> _TASK BRIEF_:
The word "true" marks the lines to find; copy every such line from the data below.

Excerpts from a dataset

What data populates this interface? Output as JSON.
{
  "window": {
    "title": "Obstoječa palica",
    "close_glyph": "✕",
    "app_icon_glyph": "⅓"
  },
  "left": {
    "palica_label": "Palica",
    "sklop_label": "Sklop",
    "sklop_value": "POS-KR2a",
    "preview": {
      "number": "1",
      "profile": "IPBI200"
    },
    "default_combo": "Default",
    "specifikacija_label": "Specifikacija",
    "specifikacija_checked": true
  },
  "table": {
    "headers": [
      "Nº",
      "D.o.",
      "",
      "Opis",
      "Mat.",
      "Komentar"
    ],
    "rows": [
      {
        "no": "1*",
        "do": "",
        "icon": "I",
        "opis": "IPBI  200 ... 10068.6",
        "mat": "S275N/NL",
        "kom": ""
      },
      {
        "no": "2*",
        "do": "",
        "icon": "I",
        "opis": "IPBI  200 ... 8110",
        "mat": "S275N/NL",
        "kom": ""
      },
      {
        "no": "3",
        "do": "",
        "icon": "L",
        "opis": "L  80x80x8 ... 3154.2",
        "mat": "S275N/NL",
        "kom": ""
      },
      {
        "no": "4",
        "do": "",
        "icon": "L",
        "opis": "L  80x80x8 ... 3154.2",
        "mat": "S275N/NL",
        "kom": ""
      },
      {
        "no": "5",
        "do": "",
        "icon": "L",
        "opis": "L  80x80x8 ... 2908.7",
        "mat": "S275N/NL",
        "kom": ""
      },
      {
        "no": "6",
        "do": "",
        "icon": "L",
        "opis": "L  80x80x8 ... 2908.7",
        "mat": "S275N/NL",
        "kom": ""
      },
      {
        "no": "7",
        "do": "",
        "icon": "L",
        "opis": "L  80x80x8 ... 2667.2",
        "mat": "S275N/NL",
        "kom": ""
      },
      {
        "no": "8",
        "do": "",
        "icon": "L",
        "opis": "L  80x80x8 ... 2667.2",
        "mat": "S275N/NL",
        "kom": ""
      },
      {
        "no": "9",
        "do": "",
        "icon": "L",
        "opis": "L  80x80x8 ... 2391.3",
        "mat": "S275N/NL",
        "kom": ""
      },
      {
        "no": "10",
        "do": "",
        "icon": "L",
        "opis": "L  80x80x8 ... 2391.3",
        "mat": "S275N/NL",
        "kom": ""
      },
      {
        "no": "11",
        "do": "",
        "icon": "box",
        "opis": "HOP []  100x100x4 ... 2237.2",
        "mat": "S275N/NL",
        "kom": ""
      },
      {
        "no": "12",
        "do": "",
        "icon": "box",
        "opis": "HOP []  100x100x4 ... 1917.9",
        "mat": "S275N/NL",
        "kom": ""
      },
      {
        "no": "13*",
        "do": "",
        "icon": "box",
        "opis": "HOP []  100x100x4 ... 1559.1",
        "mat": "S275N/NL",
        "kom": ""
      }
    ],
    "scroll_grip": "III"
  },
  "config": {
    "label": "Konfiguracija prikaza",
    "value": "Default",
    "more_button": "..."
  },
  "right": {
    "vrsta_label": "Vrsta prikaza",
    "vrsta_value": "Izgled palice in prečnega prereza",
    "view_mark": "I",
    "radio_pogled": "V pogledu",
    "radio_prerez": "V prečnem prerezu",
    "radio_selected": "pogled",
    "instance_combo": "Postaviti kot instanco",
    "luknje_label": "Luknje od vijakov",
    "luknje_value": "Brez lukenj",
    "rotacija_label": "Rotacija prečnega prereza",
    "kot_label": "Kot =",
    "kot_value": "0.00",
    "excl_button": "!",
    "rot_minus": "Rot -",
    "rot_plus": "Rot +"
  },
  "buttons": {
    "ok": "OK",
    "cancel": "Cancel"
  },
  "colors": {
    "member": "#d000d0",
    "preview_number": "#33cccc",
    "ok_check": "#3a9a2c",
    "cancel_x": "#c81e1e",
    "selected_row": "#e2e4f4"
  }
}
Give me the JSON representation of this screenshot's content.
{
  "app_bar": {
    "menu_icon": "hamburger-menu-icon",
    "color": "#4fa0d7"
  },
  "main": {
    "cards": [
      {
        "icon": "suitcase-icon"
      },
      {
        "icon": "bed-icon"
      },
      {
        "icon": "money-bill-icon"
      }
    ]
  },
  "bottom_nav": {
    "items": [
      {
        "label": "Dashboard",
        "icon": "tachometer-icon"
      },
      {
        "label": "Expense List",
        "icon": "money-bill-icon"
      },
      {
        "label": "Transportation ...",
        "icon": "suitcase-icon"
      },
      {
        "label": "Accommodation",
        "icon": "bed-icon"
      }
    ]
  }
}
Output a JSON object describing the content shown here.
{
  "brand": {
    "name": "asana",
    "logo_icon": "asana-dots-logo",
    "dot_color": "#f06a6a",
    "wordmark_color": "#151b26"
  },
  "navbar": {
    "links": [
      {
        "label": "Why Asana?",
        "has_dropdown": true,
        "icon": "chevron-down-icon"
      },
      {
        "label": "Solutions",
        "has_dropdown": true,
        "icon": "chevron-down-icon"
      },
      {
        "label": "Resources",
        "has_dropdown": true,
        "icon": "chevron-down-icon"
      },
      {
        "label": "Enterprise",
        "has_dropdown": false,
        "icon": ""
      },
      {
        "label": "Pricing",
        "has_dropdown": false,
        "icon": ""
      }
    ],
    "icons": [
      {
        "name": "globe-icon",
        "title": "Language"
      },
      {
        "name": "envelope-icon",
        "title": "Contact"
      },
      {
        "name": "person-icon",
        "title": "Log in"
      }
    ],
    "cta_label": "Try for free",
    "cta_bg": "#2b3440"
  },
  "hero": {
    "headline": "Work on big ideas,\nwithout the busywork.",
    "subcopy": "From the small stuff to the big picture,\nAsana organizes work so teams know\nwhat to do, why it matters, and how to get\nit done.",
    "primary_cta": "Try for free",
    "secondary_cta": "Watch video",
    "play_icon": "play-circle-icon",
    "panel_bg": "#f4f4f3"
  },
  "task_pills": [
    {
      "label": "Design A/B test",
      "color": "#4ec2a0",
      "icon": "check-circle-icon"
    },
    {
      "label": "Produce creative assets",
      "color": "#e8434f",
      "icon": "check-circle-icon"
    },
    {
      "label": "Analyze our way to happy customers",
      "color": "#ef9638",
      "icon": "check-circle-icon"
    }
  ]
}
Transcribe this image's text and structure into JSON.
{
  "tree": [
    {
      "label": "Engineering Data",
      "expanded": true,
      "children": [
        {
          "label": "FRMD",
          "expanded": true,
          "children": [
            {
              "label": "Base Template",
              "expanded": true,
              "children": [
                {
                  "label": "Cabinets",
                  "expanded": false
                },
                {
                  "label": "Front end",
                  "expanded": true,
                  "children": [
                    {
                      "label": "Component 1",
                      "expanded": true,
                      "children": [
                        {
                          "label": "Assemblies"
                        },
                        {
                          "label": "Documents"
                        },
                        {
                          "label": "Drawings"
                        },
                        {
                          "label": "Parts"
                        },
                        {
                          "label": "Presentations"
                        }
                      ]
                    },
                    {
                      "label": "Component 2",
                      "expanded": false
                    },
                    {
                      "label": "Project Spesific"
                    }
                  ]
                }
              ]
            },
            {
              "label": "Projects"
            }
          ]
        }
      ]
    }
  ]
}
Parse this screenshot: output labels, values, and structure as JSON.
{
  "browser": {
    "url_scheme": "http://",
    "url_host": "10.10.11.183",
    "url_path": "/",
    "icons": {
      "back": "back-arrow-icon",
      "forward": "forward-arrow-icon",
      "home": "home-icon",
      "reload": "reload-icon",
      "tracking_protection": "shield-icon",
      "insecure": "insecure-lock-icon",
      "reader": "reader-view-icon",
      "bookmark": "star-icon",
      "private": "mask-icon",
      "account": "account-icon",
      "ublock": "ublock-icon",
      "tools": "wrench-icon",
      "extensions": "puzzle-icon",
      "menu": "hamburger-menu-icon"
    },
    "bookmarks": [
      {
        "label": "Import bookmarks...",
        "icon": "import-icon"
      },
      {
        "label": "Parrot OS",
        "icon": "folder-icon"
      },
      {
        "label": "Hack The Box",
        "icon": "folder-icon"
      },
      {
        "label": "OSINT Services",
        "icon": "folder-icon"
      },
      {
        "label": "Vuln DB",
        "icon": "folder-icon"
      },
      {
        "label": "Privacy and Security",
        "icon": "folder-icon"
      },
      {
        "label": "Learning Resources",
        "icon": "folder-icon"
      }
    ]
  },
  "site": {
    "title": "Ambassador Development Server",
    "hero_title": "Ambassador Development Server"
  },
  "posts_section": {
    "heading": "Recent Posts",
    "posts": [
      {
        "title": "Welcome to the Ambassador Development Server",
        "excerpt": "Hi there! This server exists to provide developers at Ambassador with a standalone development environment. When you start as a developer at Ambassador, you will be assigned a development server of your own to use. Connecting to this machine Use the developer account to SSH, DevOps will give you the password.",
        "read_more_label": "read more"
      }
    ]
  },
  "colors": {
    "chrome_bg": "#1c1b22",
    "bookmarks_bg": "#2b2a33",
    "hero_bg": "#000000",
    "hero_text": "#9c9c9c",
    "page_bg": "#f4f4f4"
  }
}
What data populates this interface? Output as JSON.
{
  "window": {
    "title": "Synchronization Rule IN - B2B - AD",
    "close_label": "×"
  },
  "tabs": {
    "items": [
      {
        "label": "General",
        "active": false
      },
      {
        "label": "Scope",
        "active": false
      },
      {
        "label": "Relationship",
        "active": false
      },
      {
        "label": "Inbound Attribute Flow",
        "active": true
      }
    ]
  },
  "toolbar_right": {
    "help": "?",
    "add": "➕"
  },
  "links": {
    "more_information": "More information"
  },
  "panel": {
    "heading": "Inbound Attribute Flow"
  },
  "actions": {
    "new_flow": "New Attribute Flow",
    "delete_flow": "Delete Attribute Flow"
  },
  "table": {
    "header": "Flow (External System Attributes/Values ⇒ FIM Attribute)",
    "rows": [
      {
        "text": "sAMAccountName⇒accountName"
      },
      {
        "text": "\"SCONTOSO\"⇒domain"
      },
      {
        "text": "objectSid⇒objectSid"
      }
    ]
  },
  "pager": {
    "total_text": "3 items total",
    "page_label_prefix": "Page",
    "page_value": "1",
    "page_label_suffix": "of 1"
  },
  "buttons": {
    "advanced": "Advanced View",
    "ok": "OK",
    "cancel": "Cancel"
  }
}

> _RESPONSE TO THIS TASK_:
    "specifikacija_checked": true
        "has_dropdown": true,
        "has_dropdown": true,
        "has_dropdown": true,
      "expanded": true,
          "expanded": true,
              "expanded": true,
                  "expanded": true,
                      "expanded": true,
        "active": true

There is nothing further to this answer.